Grants and Contracts Details
Our overall goal is to understand the intertwined relationship between host plant usage, bacterial symbionts, and natural \enemy defense in A. craccivora. Our specific objectives are 1) to determine whether bacterial symbionts play a causal role in host plant association patterns in A. craccivora, 2) to characterize the predator-defensive properties of locust-origin A. craccivora with the particular hypothesis that the symbiont Arsenophonus is the causal agent for predator mortality, and 3) to examine the ecological and evolutionary interactions of differentially protected aphid strains and their natural enemies within a common environment. Our approach will be to use isoline clones of A. craccivora originating from different hosts in which we have manipulated symbiont infection through microinjection. We will use laboratory assays to evaluate the fitness of differentially infected aphid lineages across a variety of host plants. We will also use laboratory assays to assess ladybeetle fitness on the differentially infected aphid lineages. Finally, we will conduct laboratory, field population cage, and open field studies to evaluate the evolutionary trajectory, population dynamics, and community interactions of differentially protected A. craccivora.
|Effective start/end date||12/15/13 → 12/14/18|
- National Institute of Food and Agriculture: $454,573.00

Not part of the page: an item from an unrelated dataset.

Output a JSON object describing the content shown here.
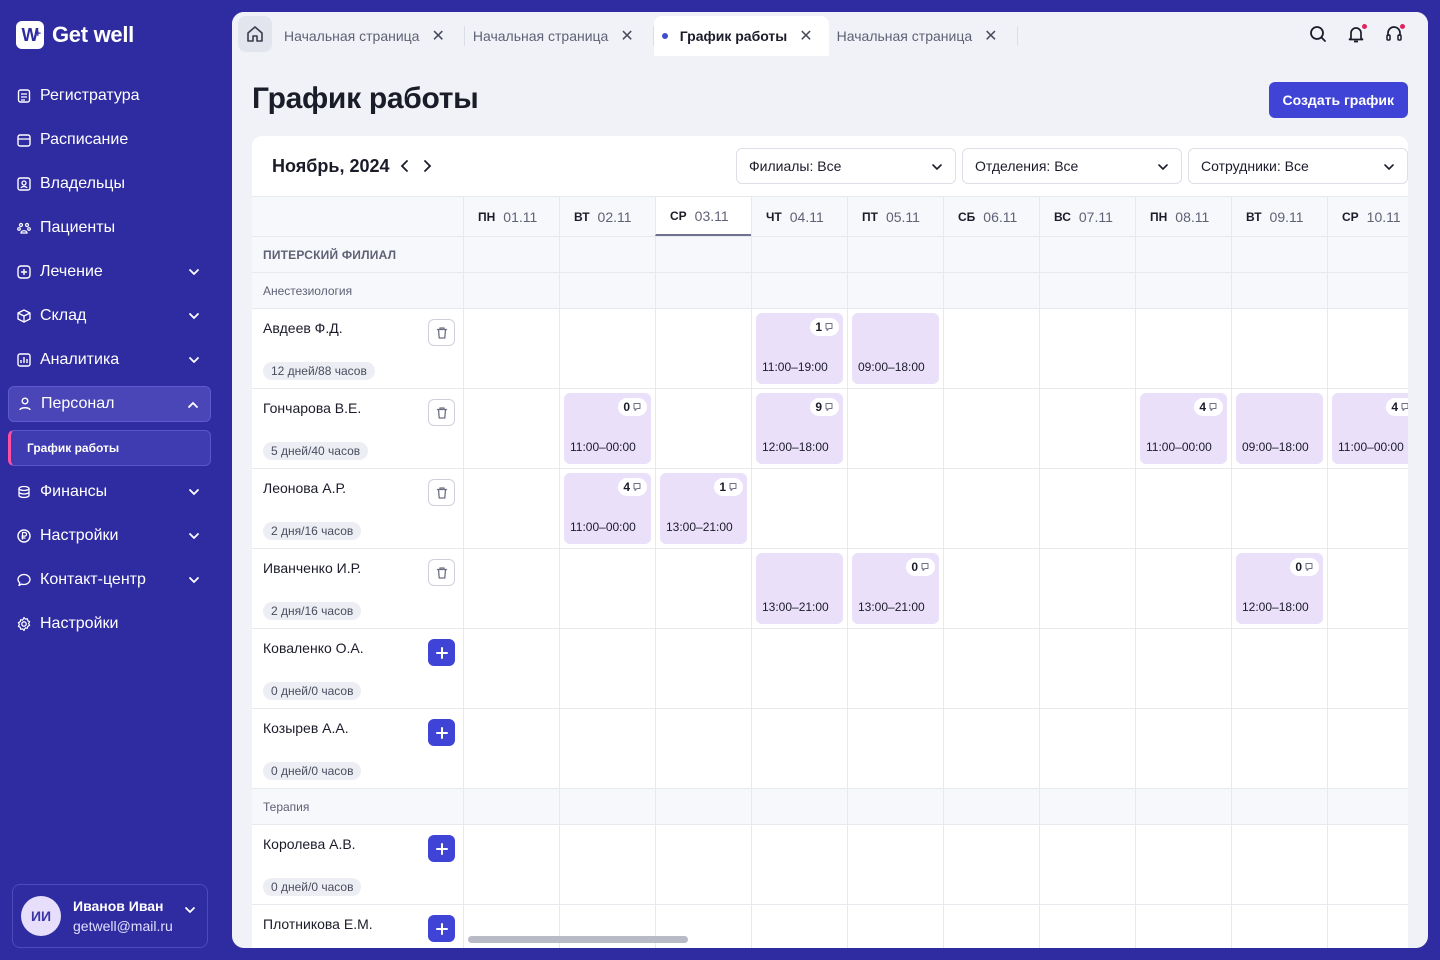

Explore the research topics touched on by this project. These labels are generated based on the underlying awards/grants. Together they form a unique fingerprint.